Four months of controversy swirling around Police Chief Stephen Enos culminated in April, when the embattled chief was suspended - with pay - and stripped of his gun, badge, car, computer, cell phone...and booted out of his office at the police station.
Enos spent the next month working on a 30-page report rebutting charges leveled against him by his officers and has had several closed-door meetings with the selectmen. They are scheduled to meet again next month, but it's unlikely Enos will return to his job. Either way, the chief's contract expires in September.
Meanwhile, the newly-elected chairman of the selectmen's board, Mike Costello, finds himself defending allegations of conspiring nearly five years ago with his elderly mother to improperly obtain a home under the state's affordable housing program.
The state's inspector general leveled the charges in a 13-page report, but they carry no criminal weight. Costello - who has brushed off calls to step aside - says he has documentation to refute the charges and so far no other agency has pursued the matter.
In April we reported the 911 system in Rhode Island is chronically short-staffed, and that means hundreds of callers every week are being put on hol. This, despite a telephone surcharge that generates more than enough money to get the job done. Shortly after our story ran, officials made changes they hope will ease the problem.
On many shifts 911 has been down to three or four people - in some cases half the number it should have. The state police major overseeing the system tells The Hummel Report he's received authorization to hire two more 911 operators, who should come on board this summer.
The agency has also rearranged shifts to help cover busy times and made more overtime available to existing operators since our story ran. The result has been a reduction in the number of calls being put on hold. But with summer vacations now kicking in, officials are keeping a close eye on that call volume.
Late last week, a major development in the North Kingstown wind turbine project we first reported in January. The Planning Commission was under fire for rewriting the town's ordinances allowing a proposed 427-footwind turbine on this property off Route 2. Now the commission effectively killed the project.
That's because the developer - also under public pressure - revised his plan. The commission determined that change made it a newproposal. Because the town council - reacting to an outcry from residents - put a moratorium on all new turbine projects, any revised project by Mark DePasquale would be on hold...at least until later this year.
Finally, an update to one of our first Hummel Report investigations about a building at the ACI sitting vacant, even though taxpayers had ponied up $17 million to rehabilitate it.
Prison Director A.T. Wall told us in November of 2009 he hoped to convert it to a women's facility. Well now, it's actually happened.
They hoped years ago to open it as a `reintegration' center - a place for 175 problem inmates nearing parole. Despite $17.5 million of taxpayer dollars in renovations it never opened, for a variety of reasons.

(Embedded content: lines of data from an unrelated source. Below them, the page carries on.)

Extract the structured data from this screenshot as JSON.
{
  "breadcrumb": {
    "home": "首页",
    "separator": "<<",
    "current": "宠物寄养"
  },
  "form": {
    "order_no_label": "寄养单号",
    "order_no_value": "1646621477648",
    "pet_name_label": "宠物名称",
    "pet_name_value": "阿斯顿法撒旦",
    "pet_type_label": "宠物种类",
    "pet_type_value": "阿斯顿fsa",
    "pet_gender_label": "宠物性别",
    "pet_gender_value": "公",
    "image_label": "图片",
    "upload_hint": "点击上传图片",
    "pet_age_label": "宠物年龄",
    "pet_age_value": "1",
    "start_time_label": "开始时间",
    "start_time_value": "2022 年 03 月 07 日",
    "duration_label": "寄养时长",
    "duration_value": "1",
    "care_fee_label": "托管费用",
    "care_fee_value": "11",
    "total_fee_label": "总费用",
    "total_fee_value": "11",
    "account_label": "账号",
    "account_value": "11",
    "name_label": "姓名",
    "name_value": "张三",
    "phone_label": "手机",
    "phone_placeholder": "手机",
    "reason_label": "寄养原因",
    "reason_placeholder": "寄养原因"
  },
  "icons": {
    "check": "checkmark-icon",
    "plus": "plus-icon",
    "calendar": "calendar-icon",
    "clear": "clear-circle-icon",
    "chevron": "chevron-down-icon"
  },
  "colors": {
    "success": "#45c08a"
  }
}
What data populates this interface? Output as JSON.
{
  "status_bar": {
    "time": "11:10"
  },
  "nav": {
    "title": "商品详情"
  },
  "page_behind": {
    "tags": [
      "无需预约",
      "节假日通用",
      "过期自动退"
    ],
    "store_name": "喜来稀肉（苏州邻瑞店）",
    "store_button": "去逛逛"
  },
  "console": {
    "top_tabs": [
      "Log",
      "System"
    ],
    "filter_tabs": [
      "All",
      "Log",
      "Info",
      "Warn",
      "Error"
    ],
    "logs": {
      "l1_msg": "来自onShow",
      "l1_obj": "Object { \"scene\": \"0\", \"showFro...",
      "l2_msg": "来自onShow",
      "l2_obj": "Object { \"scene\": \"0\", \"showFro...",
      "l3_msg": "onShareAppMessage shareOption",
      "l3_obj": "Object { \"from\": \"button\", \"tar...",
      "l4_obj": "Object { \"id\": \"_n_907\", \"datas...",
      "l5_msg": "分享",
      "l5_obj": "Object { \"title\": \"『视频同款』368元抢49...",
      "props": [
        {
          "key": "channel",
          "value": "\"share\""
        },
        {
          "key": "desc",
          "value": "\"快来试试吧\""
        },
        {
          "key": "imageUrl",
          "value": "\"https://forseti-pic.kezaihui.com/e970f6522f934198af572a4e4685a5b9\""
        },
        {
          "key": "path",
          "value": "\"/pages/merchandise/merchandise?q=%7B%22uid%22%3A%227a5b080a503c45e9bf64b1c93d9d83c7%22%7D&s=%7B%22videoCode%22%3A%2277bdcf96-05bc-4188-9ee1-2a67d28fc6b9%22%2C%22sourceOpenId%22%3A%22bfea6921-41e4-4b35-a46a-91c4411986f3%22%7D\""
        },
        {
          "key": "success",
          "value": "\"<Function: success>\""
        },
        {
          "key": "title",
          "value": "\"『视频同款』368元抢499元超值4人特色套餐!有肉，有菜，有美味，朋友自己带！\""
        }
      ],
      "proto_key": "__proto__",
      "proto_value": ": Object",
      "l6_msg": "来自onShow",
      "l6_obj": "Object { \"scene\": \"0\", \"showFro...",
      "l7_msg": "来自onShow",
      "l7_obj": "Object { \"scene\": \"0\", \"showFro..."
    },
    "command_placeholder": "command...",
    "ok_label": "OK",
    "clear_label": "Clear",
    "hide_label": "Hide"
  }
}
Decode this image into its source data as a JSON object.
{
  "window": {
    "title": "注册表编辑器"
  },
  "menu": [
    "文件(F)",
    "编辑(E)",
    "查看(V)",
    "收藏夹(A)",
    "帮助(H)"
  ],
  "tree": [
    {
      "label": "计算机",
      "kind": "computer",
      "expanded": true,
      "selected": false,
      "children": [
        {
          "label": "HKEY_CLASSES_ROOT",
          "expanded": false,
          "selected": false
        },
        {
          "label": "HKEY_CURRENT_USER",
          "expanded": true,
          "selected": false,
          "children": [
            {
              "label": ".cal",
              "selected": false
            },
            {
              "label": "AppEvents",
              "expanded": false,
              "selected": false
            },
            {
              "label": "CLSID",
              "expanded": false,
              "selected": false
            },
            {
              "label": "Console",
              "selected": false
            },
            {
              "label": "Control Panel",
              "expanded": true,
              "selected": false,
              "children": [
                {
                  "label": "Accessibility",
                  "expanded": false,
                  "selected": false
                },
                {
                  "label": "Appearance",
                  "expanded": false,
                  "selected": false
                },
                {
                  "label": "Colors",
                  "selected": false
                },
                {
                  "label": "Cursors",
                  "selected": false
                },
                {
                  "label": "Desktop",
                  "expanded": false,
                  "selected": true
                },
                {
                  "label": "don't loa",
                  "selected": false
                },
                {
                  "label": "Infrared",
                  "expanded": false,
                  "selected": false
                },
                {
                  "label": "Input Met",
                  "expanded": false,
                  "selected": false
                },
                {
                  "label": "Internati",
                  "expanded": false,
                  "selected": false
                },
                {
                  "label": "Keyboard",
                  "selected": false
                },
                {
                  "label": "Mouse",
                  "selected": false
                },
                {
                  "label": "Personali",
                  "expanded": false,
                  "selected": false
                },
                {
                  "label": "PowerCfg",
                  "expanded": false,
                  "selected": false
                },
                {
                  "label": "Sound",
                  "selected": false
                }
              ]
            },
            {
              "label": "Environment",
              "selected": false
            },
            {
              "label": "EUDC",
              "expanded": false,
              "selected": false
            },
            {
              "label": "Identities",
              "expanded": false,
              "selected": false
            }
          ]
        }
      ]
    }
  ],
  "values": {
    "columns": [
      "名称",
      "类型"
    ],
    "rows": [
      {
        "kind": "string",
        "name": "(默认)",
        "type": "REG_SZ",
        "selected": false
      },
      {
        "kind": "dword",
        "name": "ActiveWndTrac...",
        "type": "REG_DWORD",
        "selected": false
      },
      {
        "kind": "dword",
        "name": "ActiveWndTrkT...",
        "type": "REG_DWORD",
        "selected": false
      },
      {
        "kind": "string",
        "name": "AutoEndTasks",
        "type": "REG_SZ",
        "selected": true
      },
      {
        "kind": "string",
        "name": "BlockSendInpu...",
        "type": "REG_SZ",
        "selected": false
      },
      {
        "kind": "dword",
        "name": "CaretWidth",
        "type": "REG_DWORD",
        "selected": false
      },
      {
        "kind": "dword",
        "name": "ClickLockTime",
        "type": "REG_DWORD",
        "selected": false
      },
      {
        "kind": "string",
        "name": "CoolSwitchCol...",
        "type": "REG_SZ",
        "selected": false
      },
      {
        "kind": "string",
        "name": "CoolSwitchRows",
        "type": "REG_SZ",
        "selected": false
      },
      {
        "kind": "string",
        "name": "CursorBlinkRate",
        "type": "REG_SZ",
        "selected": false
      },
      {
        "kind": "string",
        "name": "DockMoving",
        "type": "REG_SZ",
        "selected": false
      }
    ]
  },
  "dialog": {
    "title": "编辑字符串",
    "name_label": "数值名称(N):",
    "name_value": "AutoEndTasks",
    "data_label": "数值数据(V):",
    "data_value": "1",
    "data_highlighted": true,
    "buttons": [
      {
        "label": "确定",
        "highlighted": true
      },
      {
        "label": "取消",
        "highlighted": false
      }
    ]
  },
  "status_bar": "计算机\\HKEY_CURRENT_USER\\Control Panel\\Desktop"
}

Earlier this year, hundreds of female inmates were finally transferred over from other facilities, including this crumbling one across the ACI complex. The new women's facility has a capacity of 213 inmates.
That's it for latest update. Be sure and join us back here next week for a brand new Hummel Report investigation.